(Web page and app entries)
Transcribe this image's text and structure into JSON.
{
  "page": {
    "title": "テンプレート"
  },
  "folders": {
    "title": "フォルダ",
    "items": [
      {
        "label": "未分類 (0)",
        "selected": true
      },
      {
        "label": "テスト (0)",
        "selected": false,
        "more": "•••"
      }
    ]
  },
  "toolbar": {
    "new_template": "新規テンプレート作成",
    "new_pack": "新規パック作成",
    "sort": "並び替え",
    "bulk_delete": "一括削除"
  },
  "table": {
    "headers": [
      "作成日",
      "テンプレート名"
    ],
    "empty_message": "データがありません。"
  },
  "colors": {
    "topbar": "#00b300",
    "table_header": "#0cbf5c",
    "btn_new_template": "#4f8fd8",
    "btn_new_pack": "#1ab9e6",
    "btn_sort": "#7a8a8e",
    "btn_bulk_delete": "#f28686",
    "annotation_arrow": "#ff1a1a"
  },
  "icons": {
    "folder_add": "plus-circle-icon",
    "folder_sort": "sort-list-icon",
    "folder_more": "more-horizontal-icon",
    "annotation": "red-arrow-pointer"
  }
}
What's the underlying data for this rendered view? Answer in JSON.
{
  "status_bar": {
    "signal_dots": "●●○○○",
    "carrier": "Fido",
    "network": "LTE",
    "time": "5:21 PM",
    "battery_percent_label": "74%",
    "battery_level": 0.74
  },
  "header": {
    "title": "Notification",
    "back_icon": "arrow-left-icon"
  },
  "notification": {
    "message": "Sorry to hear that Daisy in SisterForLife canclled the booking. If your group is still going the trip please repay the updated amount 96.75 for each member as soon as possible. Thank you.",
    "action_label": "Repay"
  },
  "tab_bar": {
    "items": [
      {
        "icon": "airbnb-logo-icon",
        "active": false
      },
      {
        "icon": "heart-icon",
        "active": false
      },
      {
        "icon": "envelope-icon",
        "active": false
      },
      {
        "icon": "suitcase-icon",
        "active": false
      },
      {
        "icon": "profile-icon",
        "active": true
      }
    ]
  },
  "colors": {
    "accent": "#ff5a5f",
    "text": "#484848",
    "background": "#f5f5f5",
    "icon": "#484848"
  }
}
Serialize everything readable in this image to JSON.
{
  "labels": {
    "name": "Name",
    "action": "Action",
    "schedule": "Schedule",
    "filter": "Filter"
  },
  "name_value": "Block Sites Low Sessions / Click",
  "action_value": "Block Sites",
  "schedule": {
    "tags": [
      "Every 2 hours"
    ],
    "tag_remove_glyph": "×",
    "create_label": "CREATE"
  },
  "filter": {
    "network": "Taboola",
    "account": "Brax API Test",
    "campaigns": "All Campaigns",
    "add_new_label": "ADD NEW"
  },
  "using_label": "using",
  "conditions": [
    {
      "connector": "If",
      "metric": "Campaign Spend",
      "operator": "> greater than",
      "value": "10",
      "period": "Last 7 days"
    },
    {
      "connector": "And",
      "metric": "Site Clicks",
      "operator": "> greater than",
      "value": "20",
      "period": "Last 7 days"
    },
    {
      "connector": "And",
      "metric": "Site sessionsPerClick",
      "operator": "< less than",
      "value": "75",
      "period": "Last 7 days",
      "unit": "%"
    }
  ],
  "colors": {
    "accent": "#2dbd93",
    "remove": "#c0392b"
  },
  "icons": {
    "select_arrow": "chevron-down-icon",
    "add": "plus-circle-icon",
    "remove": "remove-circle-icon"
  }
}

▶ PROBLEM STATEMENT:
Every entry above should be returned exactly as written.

▶ OUTPUT OF THE EXERCISE:
Transcribe this image's text and structure into JSON.
{
  "page": {
    "title": "テンプレート"
  },
  "folders": {
    "title": "フォルダ",
    "items": [
      {
        "label": "未分類 (0)",
        "selected": true
      },
      {
        "label": "テスト (0)",
        "selected": false,
        "more": "•••"
      }
    ]
  },
  "toolbar": {
    "new_template": "新規テンプレート作成",
    "new_pack": "新規パック作成",
    "sort": "並び替え",
    "bulk_delete": "一括削除"
  },
  "table": {
    "headers": [
      "作成日",
      "テンプレート名"
    ],
    "empty_message": "データがありません。"
  },
  "colors": {
    "topbar": "#00b300",
    "table_header": "#0cbf5c",
    "btn_new_template": "#4f8fd8",
    "btn_new_pack": "#1ab9e6",
    "btn_sort": "#7a8a8e",
    "btn_bulk_delete": "#f28686",
    "annotation_arrow": "#ff1a1a"
  },
  "icons": {
    "folder_add": "plus-circle-icon",
    "folder_sort": "sort-list-icon",
    "folder_more": "more-horizontal-icon",
    "annotation": "red-arrow-pointer"
  }
}
What's the underlying data for this rendered view? Answer in JSON.
{
  "status_bar": {
    "signal_dots": "●●○○○",
    "carrier": "Fido",
    "network": "LTE",
    "time": "5:21 PM",
    "battery_percent_label": "74%",
    "battery_level": 0.74
  },
  "header": {
    "title": "Notification",
    "back_icon": "arrow-left-icon"
  },
  "notification": {
    "message": "Sorry to hear that Daisy in SisterForLife canclled the booking. If your group is still going the trip please repay the updated amount 96.75 for each member as soon as possible. Thank you.",
    "action_label": "Repay"
  },
  "tab_bar": {
    "items": [
      {
        "icon": "airbnb-logo-icon",
        "active": false
      },
      {
        "icon": "heart-icon",
        "active": false
      },
      {
        "icon": "envelope-icon",
        "active": false
      },
      {
        "icon": "suitcase-icon",
        "active": false
      },
      {
        "icon": "profile-icon",
        "active": true
      }
    ]
  },
  "colors": {
    "accent": "#ff5a5f",
    "text": "#484848",
    "background": "#f5f5f5",
    "icon": "#484848"
  }
}
Serialize everything readable in this image to JSON.
{
  "labels": {
    "name": "Name",
    "action": "Action",
    "schedule": "Schedule",
    "filter": "Filter"
  },
  "name_value": "Block Sites Low Sessions / Click",
  "action_value": "Block Sites",
  "schedule": {
    "tags": [
      "Every 2 hours"
    ],
    "tag_remove_glyph": "×",
    "create_label": "CREATE"
  },
  "filter": {
    "network": "Taboola",
    "account": "Brax API Test",
    "campaigns": "All Campaigns",
    "add_new_label": "ADD NEW"
  },
  "using_label": "using",
  "conditions": [
    {
      "connector": "If",
      "metric": "Campaign Spend",
      "operator": "> greater than",
      "value": "10",
      "period": "Last 7 days"
    },
    {
      "connector": "And",
      "metric": "Site Clicks",
      "operator": "> greater than",
      "value": "20",
      "period": "Last 7 days"
    },
    {
      "connector": "And",
      "metric": "Site sessionsPerClick",
      "operator": "< less than",
      "value": "75",
      "period": "Last 7 days",
      "unit": "%"
    }
  ],
  "colors": {
    "accent": "#2dbd93",
    "remove": "#c0392b"
  },
  "icons": {
    "select_arrow": "chevron-down-icon",
    "add": "plus-circle-icon",
    "remove": "remove-circle-icon"
  }
}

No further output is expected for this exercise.